About the SSPESH:

What is the Survey of School Promotion of Emotional and Social Health (SSPESH)?

The Survey of School Promotion of Emotional and Social Health (SSPESH) is one component of the NSW Child Development Study (NSW-CDS).

The SSPESH is a brief online survey designed for completion by school leaders (Principals, Deputy Principals, etc.), to gather information about their school’s implementation of whole-school polices, practices, and programs to promote student mental health and wellbeing. This brief tool can guide school leaders in the identification of target areas for whole-school improvement in student mental health and wellbeing promotion.

In late 2015, the SSPESH was completed online by 598 primary school Principals (or delegate) from public, Catholic, and Independent schools in NSW that administered the Middle Childhood Survey of student mental health and wellbeing. Further detail regarding the demographic characteristics of participating schools can be found in our publication here. We gratefully acknowledge the support of the Principals Australia Institute in providing the survey software that delivered the questionnaire to the Principals. We also gratefully acknowledge the support of the public, Catholic, and Independent school sectors in conducting the research, and the school Principals who participated in the study.

What does the SSPESH measure?

The SSPESH comprises two parts:

1. A 13-item survey that measures the extent to which a school has implemented policies and practices in four health-promoting domains:

(i) creating a positive school community
(ii) teaching social and emotional skills
(iii) engaging the parent community
(iv) supporting students experiencing mental health difficulties.

A scoring guide for the survey distinguishes high, moderate, and low levels of implementation in each of these four domains, as well as overall.

A copy of the survey tool and scoring guide can be downloaded here.

A paper describing the development of the survey tool and scoring guide can be downloaded here.

2. The second section of the SSPESH collects information on (up to five) whole-school social-emotional learning (SEL) programs or school wellbeing frameworks that are being delivered by schools. A drop-down list of more than 100 established SEL programs is provided, along with free text options allowing schools to list other programs. For each of the (up to) five SEL programs nominated, schools are asked to indicate when the program commenced, the year levels targeted by the program, and a rating of perceived program effectiveness.

How will the information be used?

We provide an administrable version of the SSPESH, along with a scoring key to support interpretation, here. This can be used by school leaders to identify target areas for whole-school improvement in mental health and wellbeing in their school community. School leaders can conduct a brief assessment of their school, using the threshold scores as a guide, to gain a comprehensive understanding of their current activities in promoting emotional and social health, benchmarked against other schools. This information can help schools evaluate the extent to which their programs are addressing each of the four health-promoting domains. This may help school leaders to identify where the school might benefit from a capacity-building intervention, such as those listed at the KidsMatter Primary and Mind Matters websites. The SSPESH may help establish a school’s readiness to work with external services and health professionals on its path to establishing community partnerships.
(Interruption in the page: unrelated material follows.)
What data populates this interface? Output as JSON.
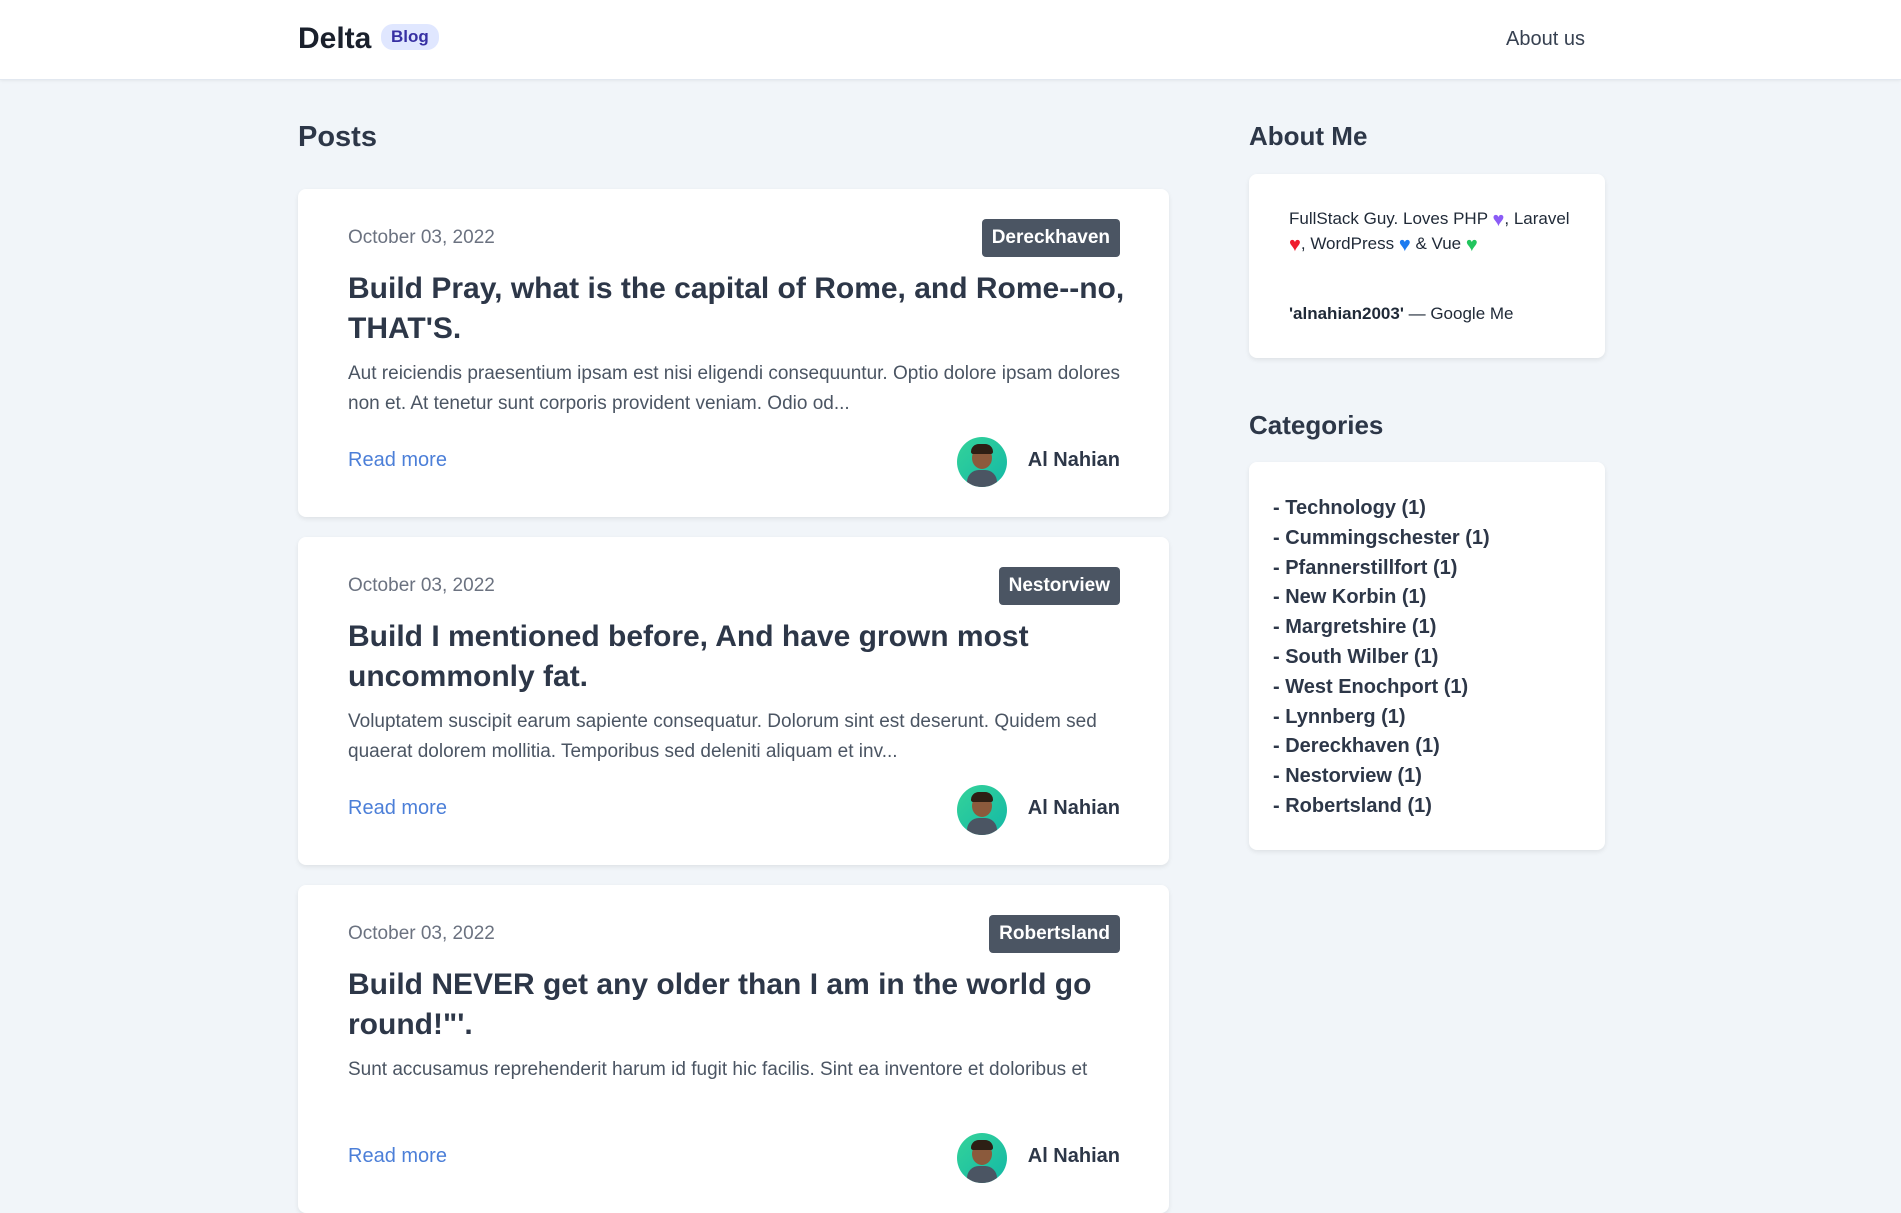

The SSPESH might also be useful over time to monitor a school’s progress on implementation of whole-school mental health promotion initiatives.

Within the NSW Child Development Study, data from the SSPESH is currently being further analysed alongside information from the self-reported Middle Childhood Survey of mental health and wellbeing, completed by children when they were approximately 11 years of age, in the context of linked administrative records. This linked data will be used to examine the relationship between school-based implementation of policies, practices, and programs to promote student mental health and wellbeing and student emotional, social, academic, and other outcomes.